We believe that it is time to let teachers know that we greatly value their contribution to society and to boost the profile of teachers in the community by taking initiatives to raise community confidence in the teaching profession.
What is needed in a future with a hybrid learning model? Post-COVID, schools have been quick to bounce ‘back to normal’. We propose emulating the examples of some schools that have continued with a hybrid learning model where some aspects of their curriculum are delivered online to encourage others to introduce or increase blended learning in classrooms so teachers may play the role of facilitators within the classroom rather than that of mere disseminators of knowledge.
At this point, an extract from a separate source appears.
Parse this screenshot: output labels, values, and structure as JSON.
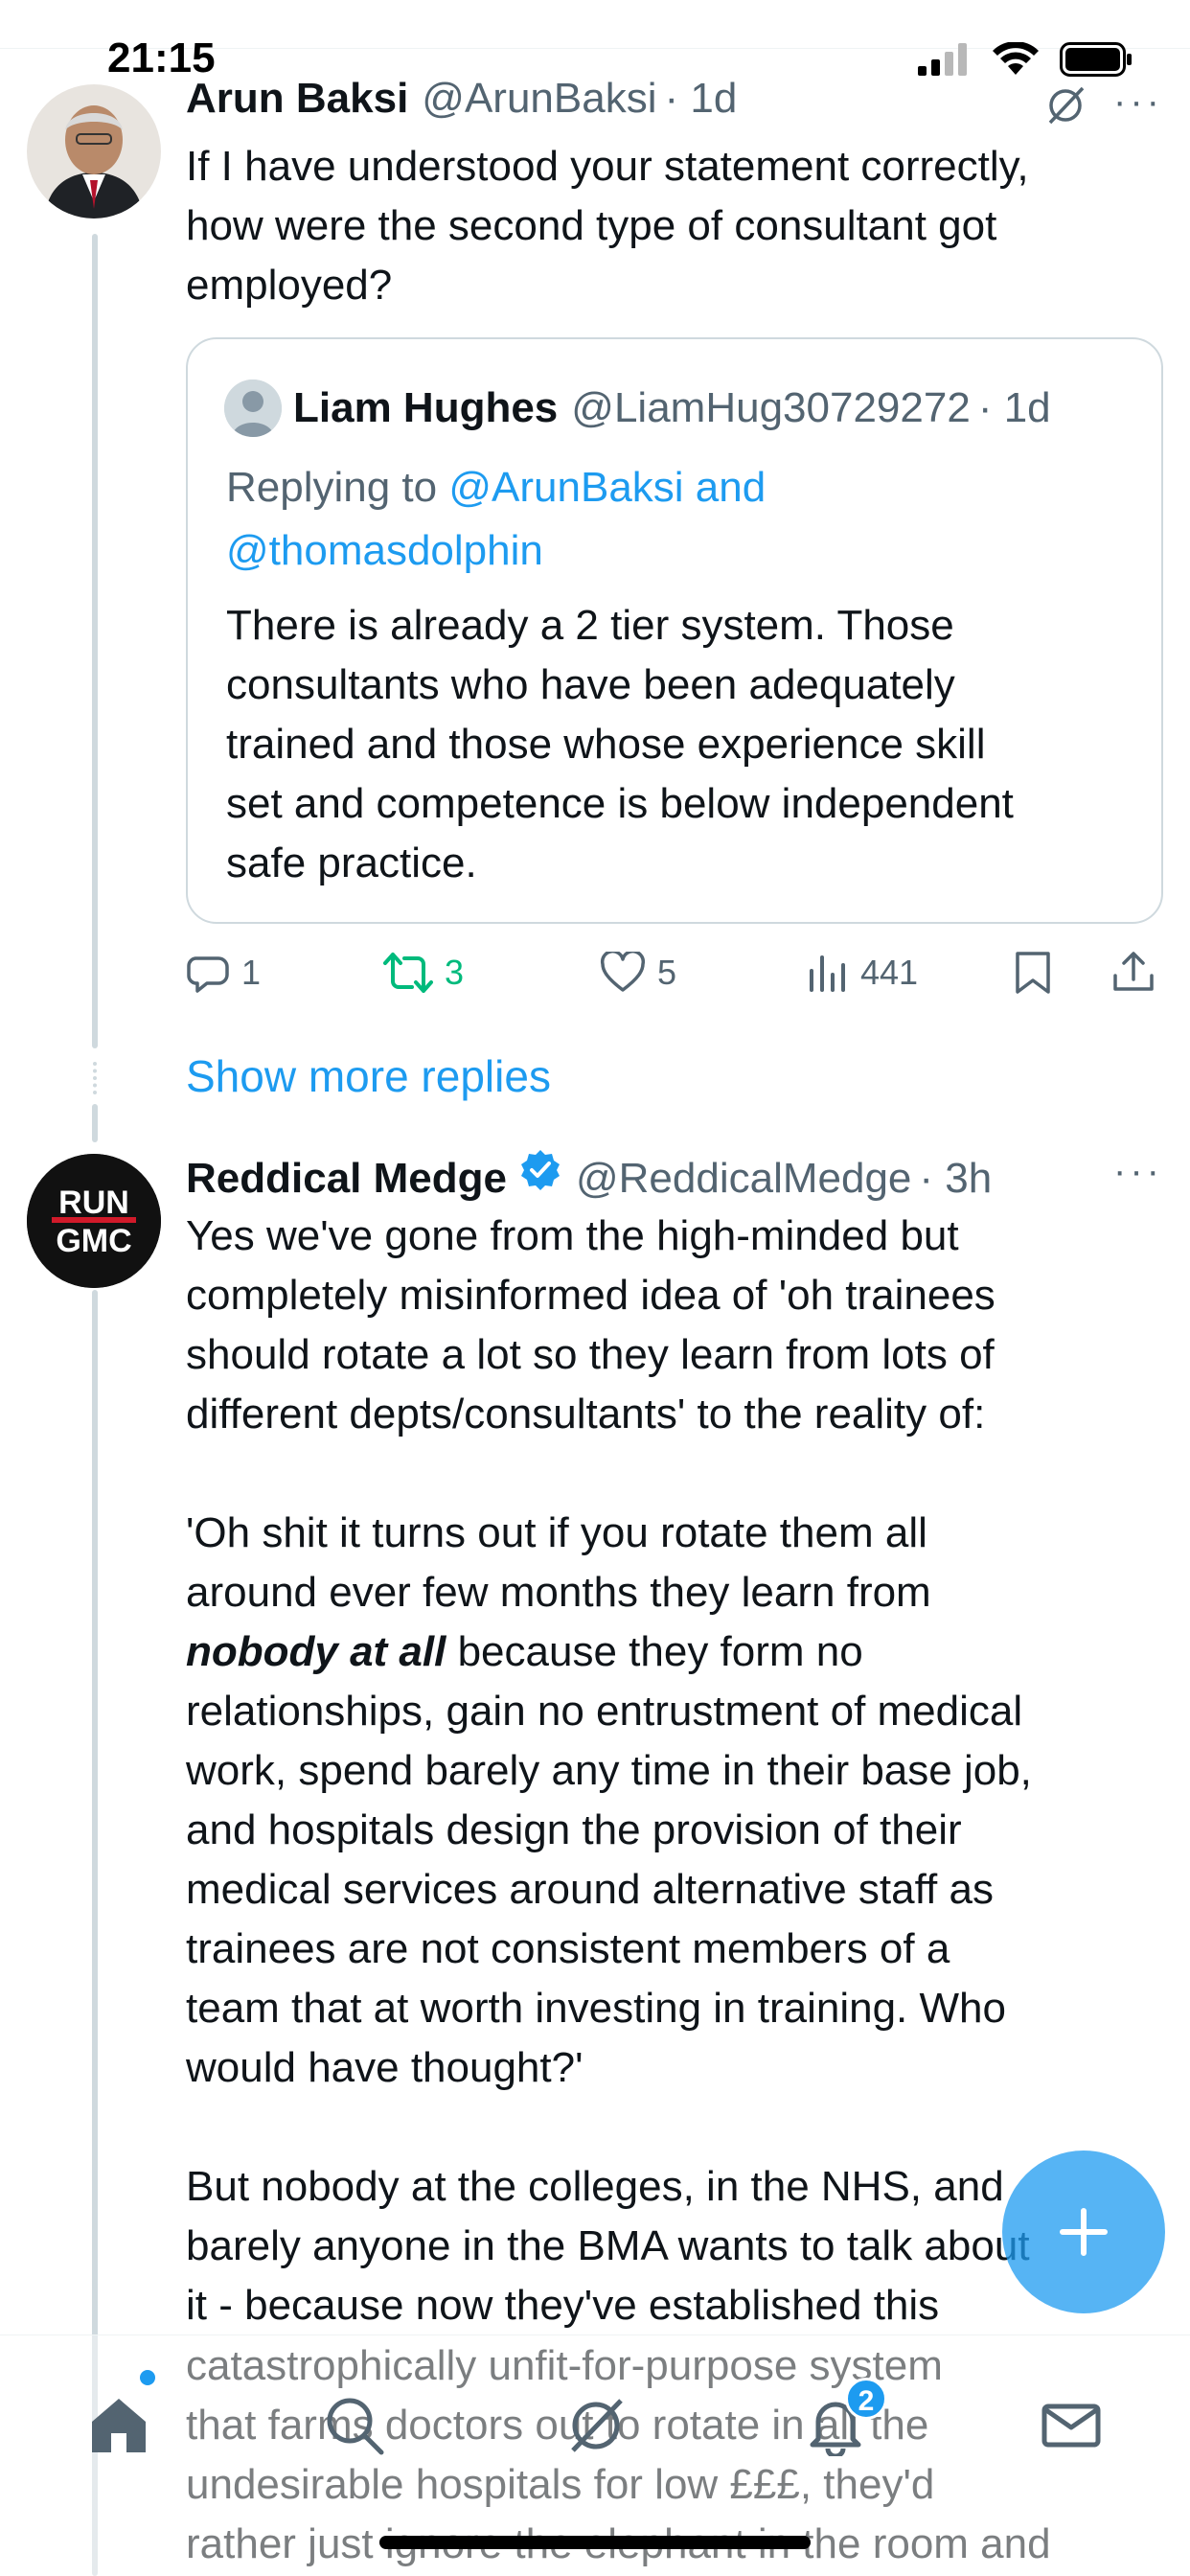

This may also have a favourable impact on their considerable workload, particularly administrative tasks.
If we were to make use of the lessons learnt through remote learning during lockdown, we would recognise that online learning is better than no learning. Unfortunately, those with few resources in the home to support their education, with parents lacking either the capacity and/or the capability to support the continuation of learning, have been separated by a widened ‘’digital divide’’. If nothing is done to bridge this digital divide vulnerable student cohorts are likely to again suffer from a greater loss of learning in an online environment than their peers.
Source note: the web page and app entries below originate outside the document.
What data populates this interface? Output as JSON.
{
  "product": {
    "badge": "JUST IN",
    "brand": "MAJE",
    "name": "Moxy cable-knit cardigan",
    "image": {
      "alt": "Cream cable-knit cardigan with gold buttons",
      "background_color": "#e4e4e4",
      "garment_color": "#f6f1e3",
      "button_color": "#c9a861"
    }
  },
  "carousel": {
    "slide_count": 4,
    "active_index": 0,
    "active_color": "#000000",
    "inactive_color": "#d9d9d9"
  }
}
Reflecting on the pandemic also offers us the opportunity to remake schooling in a way that is more humane, creative, meaningful, learner-centred, and equitable. If teachers and students are given the support they need to master the art of teaching and learning online, all schools may be able to adopt blended learning to enable virtual classes. This would assist in meeting gaps in courses offered in regional and remote schools and others and enable the enrichment of existing course offerings through online access to experts across Australia or the globe. In short, we can imagine schooling on a larger scale for the benefit of more.
Thank you for this opportunity to present the views of various partners within a school community on this important issue. Through this submission, I hope we can assist the distinguished panel in coming up with ways to reduce the impact of the pandemic on schools and learning and to prepare for future challenges. If you have any questions or feedback regarding this submission, please contact: Ramya Manoharan Advocacy Communications Manager Futurity Investment Group
1 The unpublished COVID-19 research is based on data sourced from a survey conducted by Futurity Investment Group of 1,300 members in December 2021 on the financial impacts of educating children at home during the COVID-19 pandemic.